Definitely my piano. For me it’s the most beautiful instrument in the world because you really can express every possible feeling with it. Of course, there aren’t that many moments where the piano finds it way into my electronic music but besides electronic music I also have the pleasure to write music for movies sometimes. Even if it’s a techno club track, I play the theme at least once on the piano because the abstraction helps me to find out if I really like the musical idea or not. The second most important thing in the studio then is my DAW.
And how does your studio set up transfer to your live sets?

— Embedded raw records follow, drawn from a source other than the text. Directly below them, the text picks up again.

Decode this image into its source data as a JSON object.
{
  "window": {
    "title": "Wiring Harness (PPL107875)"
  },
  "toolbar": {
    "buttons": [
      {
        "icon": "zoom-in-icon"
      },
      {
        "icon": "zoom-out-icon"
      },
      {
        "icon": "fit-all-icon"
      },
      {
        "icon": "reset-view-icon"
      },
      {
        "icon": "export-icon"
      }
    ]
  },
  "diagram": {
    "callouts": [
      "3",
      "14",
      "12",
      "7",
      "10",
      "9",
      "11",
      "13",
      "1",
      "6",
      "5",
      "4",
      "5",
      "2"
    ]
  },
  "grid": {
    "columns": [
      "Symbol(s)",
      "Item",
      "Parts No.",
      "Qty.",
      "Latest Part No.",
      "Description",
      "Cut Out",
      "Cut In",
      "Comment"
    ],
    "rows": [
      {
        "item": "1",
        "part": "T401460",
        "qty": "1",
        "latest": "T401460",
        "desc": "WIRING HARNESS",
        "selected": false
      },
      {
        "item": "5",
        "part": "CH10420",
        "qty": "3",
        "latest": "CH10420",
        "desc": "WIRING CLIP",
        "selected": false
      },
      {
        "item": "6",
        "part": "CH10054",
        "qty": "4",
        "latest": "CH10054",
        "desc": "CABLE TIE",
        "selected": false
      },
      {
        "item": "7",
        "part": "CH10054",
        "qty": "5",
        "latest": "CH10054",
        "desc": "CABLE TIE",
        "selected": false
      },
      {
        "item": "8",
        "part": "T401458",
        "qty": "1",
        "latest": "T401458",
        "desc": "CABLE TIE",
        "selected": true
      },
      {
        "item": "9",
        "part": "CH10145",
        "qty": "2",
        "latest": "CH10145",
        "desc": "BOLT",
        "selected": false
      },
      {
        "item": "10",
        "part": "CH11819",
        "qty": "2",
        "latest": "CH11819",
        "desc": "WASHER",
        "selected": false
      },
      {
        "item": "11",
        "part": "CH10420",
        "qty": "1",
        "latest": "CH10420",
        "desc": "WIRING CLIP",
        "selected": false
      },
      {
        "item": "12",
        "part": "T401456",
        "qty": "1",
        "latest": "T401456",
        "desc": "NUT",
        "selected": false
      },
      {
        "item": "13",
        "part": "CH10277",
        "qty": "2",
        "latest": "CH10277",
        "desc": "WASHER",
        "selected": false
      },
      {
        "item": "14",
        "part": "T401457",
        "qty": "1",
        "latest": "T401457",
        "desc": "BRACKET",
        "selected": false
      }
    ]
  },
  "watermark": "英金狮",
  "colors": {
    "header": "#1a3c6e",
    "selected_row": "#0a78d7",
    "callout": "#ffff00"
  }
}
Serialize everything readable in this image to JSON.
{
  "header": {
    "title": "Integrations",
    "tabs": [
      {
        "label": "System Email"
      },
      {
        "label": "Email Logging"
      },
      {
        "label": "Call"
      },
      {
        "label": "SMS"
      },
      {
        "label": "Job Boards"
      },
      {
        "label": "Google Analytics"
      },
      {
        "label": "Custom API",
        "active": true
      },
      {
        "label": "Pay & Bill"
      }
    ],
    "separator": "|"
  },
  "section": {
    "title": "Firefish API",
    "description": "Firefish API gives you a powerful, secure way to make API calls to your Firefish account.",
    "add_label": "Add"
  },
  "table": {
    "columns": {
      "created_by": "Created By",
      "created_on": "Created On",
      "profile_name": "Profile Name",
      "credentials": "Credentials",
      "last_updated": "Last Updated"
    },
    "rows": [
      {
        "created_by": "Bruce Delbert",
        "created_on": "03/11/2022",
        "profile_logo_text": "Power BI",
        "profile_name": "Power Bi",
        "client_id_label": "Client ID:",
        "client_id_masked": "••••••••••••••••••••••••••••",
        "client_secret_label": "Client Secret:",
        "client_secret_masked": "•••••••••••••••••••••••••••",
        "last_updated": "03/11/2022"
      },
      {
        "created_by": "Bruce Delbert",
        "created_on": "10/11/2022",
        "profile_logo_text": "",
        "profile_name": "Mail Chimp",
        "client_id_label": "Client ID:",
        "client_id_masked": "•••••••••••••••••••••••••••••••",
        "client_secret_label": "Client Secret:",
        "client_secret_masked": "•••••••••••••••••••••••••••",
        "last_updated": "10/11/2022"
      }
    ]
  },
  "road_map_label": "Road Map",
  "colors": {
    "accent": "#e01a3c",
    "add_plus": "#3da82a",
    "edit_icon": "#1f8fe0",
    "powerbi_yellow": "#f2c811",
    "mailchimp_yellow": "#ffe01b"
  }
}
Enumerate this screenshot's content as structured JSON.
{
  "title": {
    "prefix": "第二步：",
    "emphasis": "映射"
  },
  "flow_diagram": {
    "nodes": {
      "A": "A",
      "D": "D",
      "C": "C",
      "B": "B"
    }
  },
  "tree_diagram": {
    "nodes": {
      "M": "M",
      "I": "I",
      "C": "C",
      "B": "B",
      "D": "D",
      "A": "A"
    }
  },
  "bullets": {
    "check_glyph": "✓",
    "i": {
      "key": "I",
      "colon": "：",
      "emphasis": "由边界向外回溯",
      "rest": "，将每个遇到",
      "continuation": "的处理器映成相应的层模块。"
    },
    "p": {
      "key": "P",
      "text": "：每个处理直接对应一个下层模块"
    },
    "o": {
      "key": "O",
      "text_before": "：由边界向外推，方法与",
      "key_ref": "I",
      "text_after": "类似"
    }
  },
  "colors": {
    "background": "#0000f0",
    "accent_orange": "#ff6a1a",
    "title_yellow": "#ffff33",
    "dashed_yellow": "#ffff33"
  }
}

In a way, it’s quite similar because for my live sets I also do everything in the box and combine this with a bunch of external controllers. I travel with an Akai APC40mk2, NI Maschine, NI F1, Dj Techtools Midi Twister and a keyboard. For me it’s very important that I’m able to recreate the feeling and soul of my tracks for every single gig. My live sets are always different and never the same, but the core of the original tracks is always there and that’s just possible if I can bring almost everything from my studio to the stage too. On stage I’m working with Ableton live, in the studio with Cubase.
Techinically wise, what is the most challenged part of playing live as opposed to DJing?
I could use more arms and hands 😀 When you play live, the music is just changing if you do something. That means that you have to be completely focused and on point for 60-90 minutes. That’s not really technically challenging, but you need a good condition and I’m completely braindead after a performance.
Does playing live give you more freedom than a DJ set would?
Yes and no. Yes on a per track level because I’m able to interpret every single track that way I think it fits best to the current mood of the crowd. No on a set level. Of course I’m totally free in which order and how I play my tracks but there are limitations because in the end I just have my tracks.
Do you keep the set up for your live sets pretty consistent from show-to show, or do you add tweaks depending on the party / venue etc?
I keep it pretty consistent in terms of hardware because in the end it’s like an instrument that you have to learn like any other instrument. Before I played live for the first time I locked myself away in the studio for six weeks just for practicing. What’s changing constantly is the music and how I play it. Every crowd and every evening is different. Sometimes you need more energy, sometimes less. Sometimes the things have to be more epic, sometimes I play everything a bit smaller…
What’s the best thing about being part of the Second State family?
That I found a real home for my music. I feel understood and the support from everybody is amazing. We all come from different backgrounds but we all carry this idea about electronic music in our hearts that completely goes back to the feeling we had at that very moment we listened to electronic music for the first time. I believe that is a seldom thing today where electronic underground music is also a business for a lot of people. Don’t get me wrong, it’s good that people can make a living from electronic music but sometimes you have the feeling that they forgot why they started out in the first place.
You can catch Stephan Hinz playing with the rest of the Second State crew in London in March 2016 with The Hydra… click here for more info.